Author: V.P. Hughes
What is your favorite part of the book?
The final two chapters. The next to the last presents John Mosby’s character according to contemporary witness vs. his character as presented today. The last chapter covers the charges made against him and how these have been countered by contemporary witness.
What has been the toughest criticism given to you as an author?
Actually, all of my reviews to date have been 5 star! But I acknowledge that this book is for a rather narrow audience. I was told by one historian that the book is “a monumental work of history.”
What is the most amusing thing that has ever happened to you?
When sending a book to an individual who is interested in the genre (I send many such books to get the work out to the historical community!), a woman in the Post Office asked if I wanted to send it “book rate.” I told her that while I might send my OTHER children book rate, I would never send THIS “child” anything but first class priority!
Do you have any hidden talents?
I paint and I have done public speaking. I also sew and do crafts.
What is the biggest surprise you ever experienced as an author?
That I actually produced this book. I never intended to write it and I found myself astonished that I succeeded in doing so.
For many years, V. P. Hughes has been drawn to certain historical figures whom she researched at great length and in considerable depth regarding not only the person of interest but the period in which that individual lived and his influence upon it. Over the years, she has studied such heroes as Sir William Marshal (1147-1219), Sir Harry (Hotspur) Percy (1364-1403), Admiral Horatio Nelson (1758-1805), John Churchill, First Duke of Marlborough (1650-1722), Sir William Wallace (1270-1305), Francis Marion (1732-1795) and the legendary figures William Tell and Robin Hood. The last three were of especial interest because they, with their few followers, engaged the most powerful armies of the time-and prevailed.
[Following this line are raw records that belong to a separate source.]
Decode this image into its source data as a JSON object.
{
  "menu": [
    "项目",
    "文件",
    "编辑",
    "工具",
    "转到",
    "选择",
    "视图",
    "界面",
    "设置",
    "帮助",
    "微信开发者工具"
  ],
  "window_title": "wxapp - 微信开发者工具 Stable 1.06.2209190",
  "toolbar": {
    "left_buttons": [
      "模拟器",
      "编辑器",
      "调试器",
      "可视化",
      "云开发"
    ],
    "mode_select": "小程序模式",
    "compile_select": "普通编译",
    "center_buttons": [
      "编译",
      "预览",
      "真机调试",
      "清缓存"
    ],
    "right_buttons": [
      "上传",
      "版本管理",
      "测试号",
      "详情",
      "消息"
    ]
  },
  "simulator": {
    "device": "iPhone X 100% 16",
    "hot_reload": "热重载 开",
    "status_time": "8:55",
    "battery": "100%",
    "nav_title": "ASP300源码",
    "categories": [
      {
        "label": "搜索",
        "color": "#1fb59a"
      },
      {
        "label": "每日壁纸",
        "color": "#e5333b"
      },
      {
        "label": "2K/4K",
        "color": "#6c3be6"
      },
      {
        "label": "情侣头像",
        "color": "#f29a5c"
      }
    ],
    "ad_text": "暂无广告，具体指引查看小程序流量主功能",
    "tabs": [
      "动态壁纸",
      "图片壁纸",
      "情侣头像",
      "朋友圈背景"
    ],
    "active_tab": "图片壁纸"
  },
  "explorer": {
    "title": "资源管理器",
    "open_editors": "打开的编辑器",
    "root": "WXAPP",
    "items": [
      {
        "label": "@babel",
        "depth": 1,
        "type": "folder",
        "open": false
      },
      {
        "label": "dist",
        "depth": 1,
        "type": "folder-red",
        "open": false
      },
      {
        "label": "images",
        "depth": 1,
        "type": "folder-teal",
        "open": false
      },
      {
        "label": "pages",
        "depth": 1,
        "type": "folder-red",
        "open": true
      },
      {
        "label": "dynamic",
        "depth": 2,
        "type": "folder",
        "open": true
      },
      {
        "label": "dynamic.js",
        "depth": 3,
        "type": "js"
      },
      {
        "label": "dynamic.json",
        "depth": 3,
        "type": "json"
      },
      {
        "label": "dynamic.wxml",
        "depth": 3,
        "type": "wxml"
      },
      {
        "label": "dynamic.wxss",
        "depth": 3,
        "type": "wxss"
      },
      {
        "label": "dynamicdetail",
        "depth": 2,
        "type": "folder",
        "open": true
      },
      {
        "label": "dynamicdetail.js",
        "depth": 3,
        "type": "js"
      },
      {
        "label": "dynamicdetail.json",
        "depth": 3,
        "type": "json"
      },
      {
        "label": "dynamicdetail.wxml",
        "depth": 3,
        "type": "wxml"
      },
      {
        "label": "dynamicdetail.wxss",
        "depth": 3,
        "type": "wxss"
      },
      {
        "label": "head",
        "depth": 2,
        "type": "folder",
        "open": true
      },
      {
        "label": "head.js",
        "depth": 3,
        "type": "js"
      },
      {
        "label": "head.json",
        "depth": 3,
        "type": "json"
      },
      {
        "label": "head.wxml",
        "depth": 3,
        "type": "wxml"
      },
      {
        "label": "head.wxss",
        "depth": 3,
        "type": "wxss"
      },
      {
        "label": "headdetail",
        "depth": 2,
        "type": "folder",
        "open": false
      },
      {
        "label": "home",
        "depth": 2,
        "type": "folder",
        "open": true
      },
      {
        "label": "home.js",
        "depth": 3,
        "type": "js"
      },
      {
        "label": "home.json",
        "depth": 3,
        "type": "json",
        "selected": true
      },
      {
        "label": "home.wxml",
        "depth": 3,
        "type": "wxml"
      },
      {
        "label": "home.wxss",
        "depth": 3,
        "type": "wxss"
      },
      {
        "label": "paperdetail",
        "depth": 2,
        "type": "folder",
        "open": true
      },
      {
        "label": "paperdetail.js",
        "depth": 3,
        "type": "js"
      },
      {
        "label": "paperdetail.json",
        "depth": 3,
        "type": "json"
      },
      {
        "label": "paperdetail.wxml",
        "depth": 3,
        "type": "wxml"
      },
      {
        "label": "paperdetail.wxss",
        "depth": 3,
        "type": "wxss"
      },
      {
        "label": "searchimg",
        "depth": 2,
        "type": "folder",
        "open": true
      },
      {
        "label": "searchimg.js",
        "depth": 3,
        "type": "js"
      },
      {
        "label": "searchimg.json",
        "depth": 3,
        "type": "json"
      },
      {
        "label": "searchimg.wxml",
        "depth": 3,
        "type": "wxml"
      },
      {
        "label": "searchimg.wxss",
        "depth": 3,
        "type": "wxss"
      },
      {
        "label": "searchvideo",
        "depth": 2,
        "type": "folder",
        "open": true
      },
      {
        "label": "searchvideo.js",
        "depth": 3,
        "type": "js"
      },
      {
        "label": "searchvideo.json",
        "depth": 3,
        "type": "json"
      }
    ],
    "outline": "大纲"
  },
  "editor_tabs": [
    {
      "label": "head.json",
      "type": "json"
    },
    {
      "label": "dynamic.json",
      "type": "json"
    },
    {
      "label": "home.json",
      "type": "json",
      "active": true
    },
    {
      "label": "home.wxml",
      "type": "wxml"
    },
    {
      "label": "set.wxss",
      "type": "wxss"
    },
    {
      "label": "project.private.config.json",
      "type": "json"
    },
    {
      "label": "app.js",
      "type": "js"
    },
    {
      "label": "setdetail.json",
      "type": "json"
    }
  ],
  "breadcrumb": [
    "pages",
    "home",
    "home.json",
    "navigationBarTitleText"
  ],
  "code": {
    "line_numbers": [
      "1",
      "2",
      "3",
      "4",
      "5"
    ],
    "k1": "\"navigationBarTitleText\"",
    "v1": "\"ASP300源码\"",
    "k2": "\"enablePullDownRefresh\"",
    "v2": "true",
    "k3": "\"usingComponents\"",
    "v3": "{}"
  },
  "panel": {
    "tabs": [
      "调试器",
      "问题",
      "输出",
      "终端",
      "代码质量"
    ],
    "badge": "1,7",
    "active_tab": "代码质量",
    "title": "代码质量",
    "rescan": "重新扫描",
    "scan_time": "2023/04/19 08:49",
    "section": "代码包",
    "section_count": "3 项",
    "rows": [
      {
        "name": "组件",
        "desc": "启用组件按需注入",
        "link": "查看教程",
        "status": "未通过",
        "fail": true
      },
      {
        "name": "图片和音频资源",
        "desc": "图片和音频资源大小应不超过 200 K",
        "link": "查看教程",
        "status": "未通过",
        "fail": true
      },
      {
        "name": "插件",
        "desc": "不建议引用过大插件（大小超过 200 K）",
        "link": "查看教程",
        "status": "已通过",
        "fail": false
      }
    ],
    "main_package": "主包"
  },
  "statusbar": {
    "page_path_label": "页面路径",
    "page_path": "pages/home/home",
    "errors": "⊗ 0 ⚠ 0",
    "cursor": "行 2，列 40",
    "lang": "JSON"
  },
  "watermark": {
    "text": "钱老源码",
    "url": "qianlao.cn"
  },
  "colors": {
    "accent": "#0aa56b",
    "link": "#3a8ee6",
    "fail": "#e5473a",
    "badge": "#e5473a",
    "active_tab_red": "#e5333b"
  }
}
Of course, John Singleton Mosby was another such champion-a man who defeated his adversaries with cunning and courage rather than brute military force. Yet Mosby became an even greater curiosity when during her research the author discovered that he had died twenty-five years to the day and hour of her own birth-May 30th, 9 a.m, 1916 and 1941 respectively. Although acknowledged as a mere coincidence, however curious, Mosby’s unique style of warfare and his astonishing success under the circumstances extant, made him of especial interest. Early on, her knowledge of the man centered around the Civil War, but then, copious written works as well as the opinions of past and present day Mosby sages brought to light his post-war life in a manner that seemingly disparaged and negated all the glories that had gone before. Finding this both troubling and unacceptable, when the opportunity arose to refute these calumnies and slanders, the author felt obligated to undertake what is, in essence, a posthumous defense of the man. It is hoped that this unique work will achieve the goal of undoing a great injustice and restoring to a noble American hero the respect and admiration he so richly deserves.